» **What you are asked to do**
Print the data exactly, leaving nothing out.

» **Exercise data**

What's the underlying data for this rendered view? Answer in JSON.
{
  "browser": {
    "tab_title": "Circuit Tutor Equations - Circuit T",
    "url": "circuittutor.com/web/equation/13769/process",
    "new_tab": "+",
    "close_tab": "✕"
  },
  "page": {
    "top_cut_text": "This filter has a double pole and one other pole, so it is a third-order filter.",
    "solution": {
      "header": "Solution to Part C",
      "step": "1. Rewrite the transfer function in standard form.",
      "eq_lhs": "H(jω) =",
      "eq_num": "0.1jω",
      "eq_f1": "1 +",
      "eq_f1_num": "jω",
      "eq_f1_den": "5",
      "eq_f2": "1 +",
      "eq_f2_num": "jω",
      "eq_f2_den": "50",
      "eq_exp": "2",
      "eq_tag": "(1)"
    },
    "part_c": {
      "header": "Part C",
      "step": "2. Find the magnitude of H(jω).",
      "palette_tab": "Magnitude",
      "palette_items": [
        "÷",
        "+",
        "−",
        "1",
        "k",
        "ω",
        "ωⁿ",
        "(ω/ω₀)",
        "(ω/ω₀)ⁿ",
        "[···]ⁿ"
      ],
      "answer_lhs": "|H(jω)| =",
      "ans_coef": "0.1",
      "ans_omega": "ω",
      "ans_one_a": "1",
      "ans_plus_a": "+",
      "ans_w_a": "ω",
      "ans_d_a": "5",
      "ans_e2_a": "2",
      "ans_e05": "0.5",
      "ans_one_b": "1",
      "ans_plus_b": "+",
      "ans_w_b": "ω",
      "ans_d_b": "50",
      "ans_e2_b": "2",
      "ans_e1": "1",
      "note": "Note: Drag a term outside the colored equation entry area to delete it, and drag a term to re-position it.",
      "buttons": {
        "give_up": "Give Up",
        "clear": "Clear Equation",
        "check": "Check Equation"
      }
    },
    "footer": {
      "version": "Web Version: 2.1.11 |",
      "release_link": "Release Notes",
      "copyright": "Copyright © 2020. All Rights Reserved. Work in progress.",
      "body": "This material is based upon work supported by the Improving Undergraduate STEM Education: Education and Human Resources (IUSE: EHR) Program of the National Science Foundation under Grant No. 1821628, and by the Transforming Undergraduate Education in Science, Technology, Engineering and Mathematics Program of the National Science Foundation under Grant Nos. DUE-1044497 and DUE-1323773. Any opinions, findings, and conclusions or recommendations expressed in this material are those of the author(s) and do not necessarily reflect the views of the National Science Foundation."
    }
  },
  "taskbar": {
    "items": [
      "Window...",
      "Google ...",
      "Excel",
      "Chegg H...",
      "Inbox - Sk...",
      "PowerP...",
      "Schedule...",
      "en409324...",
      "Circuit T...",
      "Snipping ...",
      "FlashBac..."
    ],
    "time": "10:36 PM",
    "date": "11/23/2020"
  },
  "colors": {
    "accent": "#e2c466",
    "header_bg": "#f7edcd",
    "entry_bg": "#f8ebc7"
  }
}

» **Response area**
What's the underlying data for this rendered view? Answer in JSON.
{
  "browser": {
    "tab_title": "Circuit Tutor Equations - Circuit T",
    "url": "circuittutor.com/web/equation/13769/process",
    "new_tab": "+",
    "close_tab": "✕"
  },
  "page": {
    "top_cut_text": "This filter has a double pole and one other pole, so it is a third-order filter.",
    "solution": {
      "header": "Solution to Part C",
      "step": "1. Rewrite the transfer function in standard form.",
      "eq_lhs": "H(jω) =",
      "eq_num": "0.1jω",
      "eq_f1": "1 +",
      "eq_f1_num": "jω",
      "eq_f1_den": "5",
      "eq_f2": "1 +",
      "eq_f2_num": "jω",
      "eq_f2_den": "50",
      "eq_exp": "2",
      "eq_tag": "(1)"
    },
    "part_c": {
      "header": "Part C",
      "step": "2. Find the magnitude of H(jω).",
      "palette_tab": "Magnitude",
      "palette_items": [
        "÷",
        "+",
        "−",
        "1",
        "k",
        "ω",
        "ωⁿ",
        "(ω/ω₀)",
        "(ω/ω₀)ⁿ",
        "[···]ⁿ"
      ],
      "answer_lhs": "|H(jω)| =",
      "ans_coef": "0.1",
      "ans_omega": "ω",
      "ans_one_a": "1",
      "ans_plus_a": "+",
      "ans_w_a": "ω",
      "ans_d_a": "5",
      "ans_e2_a": "2",
      "ans_e05": "0.5",
      "ans_one_b": "1",
      "ans_plus_b": "+",
      "ans_w_b": "ω",
      "ans_d_b": "50",
      "ans_e2_b": "2",
      "ans_e1": "1",
      "note": "Note: Drag a term outside the colored equation entry area to delete it, and drag a term to re-position it.",
      "buttons": {
        "give_up": "Give Up",
        "clear": "Clear Equation",
        "check": "Check Equation"
      }
    },
    "footer": {
      "version": "Web Version: 2.1.11 |",
      "release_link": "Release Notes",
      "copyright": "Copyright © 2020. All Rights Reserved. Work in progress.",
      "body": "This material is based upon work supported by the Improving Undergraduate STEM Education: Education and Human Resources (IUSE: EHR) Program of the National Science Foundation under Grant No. 1821628, and by the Transforming Undergraduate Education in Science, Technology, Engineering and Mathematics Program of the National Science Foundation under Grant Nos. DUE-1044497 and DUE-1323773. Any opinions, findings, and conclusions or recommendations expressed in this material are those of the author(s) and do not necessarily reflect the views of the National Science Foundation."
    }
  },
  "taskbar": {
    "items": [
      "Window...",
      "Google ...",
      "Excel",
      "Chegg H...",
      "Inbox - Sk...",
      "PowerP...",
      "Schedule...",
      "en409324...",
      "Circuit T...",
      "Snipping ...",
      "FlashBac..."
    ],
    "time": "10:36 PM",
    "date": "11/23/2020"
  },
  "colors": {
    "accent": "#e2c466",
    "header_bg": "#f7edcd",
    "entry_bg": "#f8ebc7"
  }
}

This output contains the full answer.